Professors and students appear in the curving corridors of the ENR2 building to listen to a classical guitar session. The harmony wafts toward the sky.
Jose Luis Puerta practices the same composition for an hour, wiggling his fingers after missing a tough string of notes. He takes a deep breath and smiles at strangers as they get a closer look.
“You definitely feed off the crowd when you perform,” Puerta says. “You can tell if they are paying attention. You connect with them.”
Puerta is a doctoral student of guitar performance and ethnomusicology in the University of Arizona’s Bolton Guitar program. His main focus: grueling preparation for end-of-semester performances critiqued by three to five professors. Puerta practices up to seven hours a day amid a hectic schedule of classes, teaching, and conducting.
Puerta grew up in Puerto Rico where playing the guitar at age 13 was simply in the cards. He also played clarinet and sang in the chorus at his performing arts high school, but nothing stuck except the guitar.
“I remember thinking, ‘Oh, this is great. I want to try this,’” Puerta says. “I thought guitar was something just for adults, but when I tried it, it just clicked.”
He graduated from the UA in 2009 with a master’s degree in music and will complete his doctoral degree this spring.
On most days, Puerta wakes early to practice for a couple of hours before leaving to teach guitar in the Tucson public schools.
“I am practicing a contrapuntal,” he says.
“Imagine you have one melody, and everything else is a variation of it,” he explains. “You need to make it sound like three or four guitars playing at the same time, but it is just you.”
He will memorize several complex pieces for his semester final, an hour-long concert. “Hard passages can last 10 seconds during a performance, but take two months to learn,” he says. At some point it becomes muscle memory.
Puerta’s top hand strums the guitar, playing one part of the composition, while his bottom hand engages another part of the brain, holding the tempo. The components of music performance — pitch, rhythm, contour, and timbre — stimulate distinct parts of the mind.
Even with muscle memory intact, Puerta’s nerves kick in before doctoral concerts and competitions. It’s fight or flight.
“Your senses are so alert and you can hear everything,” he says. “I get so nervous that my hands get tight and it makes it hard to perform.”
Taking deep breaths helps. After a few minutes of playing, he eases into a performance. But performance anxiety can wipe away months of practice in a moment.
“There are high demands on our doctoral students,” says Janet Sturman, associate dean of the UA Graduate College and Puerta’s music professor. “Preparation can overshadow the love that also comes with playing music.”

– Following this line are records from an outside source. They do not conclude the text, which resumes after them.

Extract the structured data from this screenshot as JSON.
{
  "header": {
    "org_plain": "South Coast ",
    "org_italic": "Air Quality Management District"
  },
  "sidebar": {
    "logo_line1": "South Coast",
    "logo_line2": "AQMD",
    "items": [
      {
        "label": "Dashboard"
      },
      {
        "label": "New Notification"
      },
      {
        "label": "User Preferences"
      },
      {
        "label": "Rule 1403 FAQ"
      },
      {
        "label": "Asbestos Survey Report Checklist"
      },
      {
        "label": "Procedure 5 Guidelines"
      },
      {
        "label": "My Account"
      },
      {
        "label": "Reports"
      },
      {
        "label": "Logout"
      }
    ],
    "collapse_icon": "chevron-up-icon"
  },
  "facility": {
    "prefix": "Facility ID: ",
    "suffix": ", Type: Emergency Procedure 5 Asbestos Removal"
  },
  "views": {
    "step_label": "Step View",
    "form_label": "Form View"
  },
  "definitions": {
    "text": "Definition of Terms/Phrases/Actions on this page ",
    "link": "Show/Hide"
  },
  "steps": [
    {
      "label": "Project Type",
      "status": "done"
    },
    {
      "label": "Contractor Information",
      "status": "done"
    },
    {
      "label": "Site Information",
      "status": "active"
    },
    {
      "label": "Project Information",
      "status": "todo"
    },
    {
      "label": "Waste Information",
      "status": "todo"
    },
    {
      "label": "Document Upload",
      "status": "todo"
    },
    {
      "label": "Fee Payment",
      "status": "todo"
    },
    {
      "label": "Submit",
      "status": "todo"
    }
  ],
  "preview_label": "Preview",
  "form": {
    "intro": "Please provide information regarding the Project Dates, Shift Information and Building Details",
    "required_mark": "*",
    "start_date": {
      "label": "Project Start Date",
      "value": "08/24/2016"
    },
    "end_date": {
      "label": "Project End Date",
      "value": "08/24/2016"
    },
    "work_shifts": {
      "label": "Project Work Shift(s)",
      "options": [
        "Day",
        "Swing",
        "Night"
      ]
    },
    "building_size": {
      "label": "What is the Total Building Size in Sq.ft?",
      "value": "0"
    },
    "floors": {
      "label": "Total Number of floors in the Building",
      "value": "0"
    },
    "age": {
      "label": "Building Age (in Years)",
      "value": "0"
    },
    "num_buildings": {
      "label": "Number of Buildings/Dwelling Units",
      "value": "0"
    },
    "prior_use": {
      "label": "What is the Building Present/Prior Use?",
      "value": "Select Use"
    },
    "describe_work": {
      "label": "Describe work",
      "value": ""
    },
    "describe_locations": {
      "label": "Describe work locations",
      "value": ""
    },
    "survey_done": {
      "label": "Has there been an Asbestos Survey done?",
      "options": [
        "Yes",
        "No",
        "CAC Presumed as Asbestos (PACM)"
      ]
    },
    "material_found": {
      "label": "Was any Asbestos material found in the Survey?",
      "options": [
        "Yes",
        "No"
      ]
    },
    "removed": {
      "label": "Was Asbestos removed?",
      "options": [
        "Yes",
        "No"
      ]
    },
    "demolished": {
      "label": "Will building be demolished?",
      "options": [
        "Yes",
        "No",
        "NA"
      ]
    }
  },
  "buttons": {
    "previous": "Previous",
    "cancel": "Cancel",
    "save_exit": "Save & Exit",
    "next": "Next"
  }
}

Puerta’s worst time was during a competition. “My mind went completely blank,” he says. “I had to start over. It was horrible.”
So he keeps practicing. He wants to be as prepared as possible. He strums, adjusts into a steady square posture, and fixes his eyes on the sheet music in front of him. Never blinking, he connects his fingers to the guitar strings. Crisp sound sensations fill the air while listeners at ENR2 enjoy the informal concert.